“I never thought I’d get an opportunity like this, but I got to ask them about how they work with young actors and asked them for advice,” Flock said. “I transferred to UVA, and I guess I’m not sure if I want to commit to life in the arts, because it’s so scary. But now that I’m here and doing more theater, I’m just taking it day by day. I love it so much that I don’t know if I could give it up.”
The free Old Cabell Hall concert introduced a wide-ranging public conversation, moderated that evening by Professor Emeritus Marva Barnett. A second public event, including a question-and-answer session moderated by Kelly, took place Feb. 24 at the Ruth Caplin Theatre.
Barnett, the editor of “Victor Hugo on Things That Matter,” a reader that highlights Hugo’s ideas and their contemporary relevance, said Boublil and Schönberg appreciated the enthusiasm and curiosity displayed by undergraduate and MFA students in last week’s workshops.
“Claude-Michel and Alain were struck, they said, by the passion for the arts they found among UVA students, faculty and community members,” Barnett said “I was impressed with our students’ knowledge and focus in conversations ranging from the nitty-gritty of Victor Hugo’s ‘Les Misérables’ to musical theater issues to the fine points of vocal training.”
In a workshop last week with graduate students in the Department of Drama’s MFA Professional Training Program, Boublil and Schönberg talked about their early struggles to get their musical vision of Victor Hugo’s classic novel about the French Revolution off the ground.
If you can’t cope with the fact that it’s going to be difficult to live on your own creation, they told them, then don’t take the leap. Art is an all-consuming enterprise that cannot afford the creators’ doubts, they advised.

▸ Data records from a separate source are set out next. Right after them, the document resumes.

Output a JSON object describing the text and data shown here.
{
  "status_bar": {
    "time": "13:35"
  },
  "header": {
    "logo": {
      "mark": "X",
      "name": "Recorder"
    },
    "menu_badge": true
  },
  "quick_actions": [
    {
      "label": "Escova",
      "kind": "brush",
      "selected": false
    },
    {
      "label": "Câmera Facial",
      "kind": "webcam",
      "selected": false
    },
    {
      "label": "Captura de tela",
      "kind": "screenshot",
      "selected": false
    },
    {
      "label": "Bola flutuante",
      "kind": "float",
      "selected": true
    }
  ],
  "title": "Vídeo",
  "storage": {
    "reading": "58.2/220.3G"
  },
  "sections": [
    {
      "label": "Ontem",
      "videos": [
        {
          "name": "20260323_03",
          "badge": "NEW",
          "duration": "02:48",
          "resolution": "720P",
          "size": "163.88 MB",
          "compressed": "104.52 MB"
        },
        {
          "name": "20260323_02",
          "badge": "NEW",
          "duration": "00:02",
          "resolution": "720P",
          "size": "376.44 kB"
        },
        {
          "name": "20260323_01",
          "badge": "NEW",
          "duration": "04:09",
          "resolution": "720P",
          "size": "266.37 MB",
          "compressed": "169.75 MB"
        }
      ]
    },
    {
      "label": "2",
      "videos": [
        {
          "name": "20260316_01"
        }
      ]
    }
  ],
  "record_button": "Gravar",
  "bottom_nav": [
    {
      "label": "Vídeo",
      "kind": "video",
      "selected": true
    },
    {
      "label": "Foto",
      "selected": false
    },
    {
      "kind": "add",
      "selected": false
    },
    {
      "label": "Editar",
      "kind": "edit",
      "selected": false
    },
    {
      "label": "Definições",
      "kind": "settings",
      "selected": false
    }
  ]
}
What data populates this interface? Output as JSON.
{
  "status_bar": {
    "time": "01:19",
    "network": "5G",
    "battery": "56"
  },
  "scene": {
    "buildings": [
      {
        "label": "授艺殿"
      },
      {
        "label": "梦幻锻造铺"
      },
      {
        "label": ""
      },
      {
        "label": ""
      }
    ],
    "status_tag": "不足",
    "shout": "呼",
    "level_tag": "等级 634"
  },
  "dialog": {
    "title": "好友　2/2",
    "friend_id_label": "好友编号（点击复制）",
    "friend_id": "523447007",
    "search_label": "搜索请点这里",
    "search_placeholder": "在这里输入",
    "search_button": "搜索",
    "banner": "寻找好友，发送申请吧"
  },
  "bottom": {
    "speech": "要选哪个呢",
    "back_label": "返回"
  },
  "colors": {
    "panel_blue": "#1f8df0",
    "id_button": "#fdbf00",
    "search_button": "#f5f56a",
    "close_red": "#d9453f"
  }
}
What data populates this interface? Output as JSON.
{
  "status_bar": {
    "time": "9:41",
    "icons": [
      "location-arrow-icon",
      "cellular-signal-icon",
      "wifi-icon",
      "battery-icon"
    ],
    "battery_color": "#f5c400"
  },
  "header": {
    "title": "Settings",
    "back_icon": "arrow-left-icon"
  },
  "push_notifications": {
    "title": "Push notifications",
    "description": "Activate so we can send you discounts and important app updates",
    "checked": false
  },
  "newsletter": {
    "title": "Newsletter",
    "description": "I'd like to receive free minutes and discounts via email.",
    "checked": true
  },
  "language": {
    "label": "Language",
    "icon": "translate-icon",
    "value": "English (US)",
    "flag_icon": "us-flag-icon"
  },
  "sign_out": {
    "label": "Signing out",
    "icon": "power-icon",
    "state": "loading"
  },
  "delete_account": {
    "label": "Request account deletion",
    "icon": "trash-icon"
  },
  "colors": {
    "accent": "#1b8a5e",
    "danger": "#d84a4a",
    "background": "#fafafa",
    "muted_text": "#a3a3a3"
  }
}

“If you have the will to do what you have to do, you must be like a plow horse in the field that works, and it doesn’t matter what’s ahead of it on the right or the left,” Schönberg said. “You keep going, you do what you have to do to stay on the right track. Otherwise, don’t even start it. And when you are creating something, at the very moment if you don’t think you are writing Beethoven’s Symphony No. 9, don’t start to do it. … At every moment, you must try to be at the best, at the top of your art.”
Kevin Minor, a graduate acting student, said that message was inspirational.
“It’s something where you get to meet your heroes, in a sense, and you get to learn about their story and where they came from,” he said. “We get to see them at this really high place, but we also get to talk to them about how they began at the bottom, which essentially is where a lot of us are in learning about the process of building ourselves and building our craft to hopefully reach that place one day. It’s mind-blowing almost.”
Minor’s classmate, Priyanka Shetty, called it surreal to be seated in the same room with Boublil and Schönberg only a few years after watching the movie version of “Les Misérables” in India. She took Schönberg’s words to heart about the amount of diligence and faith in one’s work that an artist must maintain.
“That resonated so much with me, because the only way anything, any true art can come of this is if you give it everything you’ve got, like 100 percent,” said Shetty, a first-year MFA acting student. “That only reinforced that belief for me. Now I do know that any project that I want to take up what kind of effort should go into it and what kind of faith I need to have in myself as an artist, as a creator.”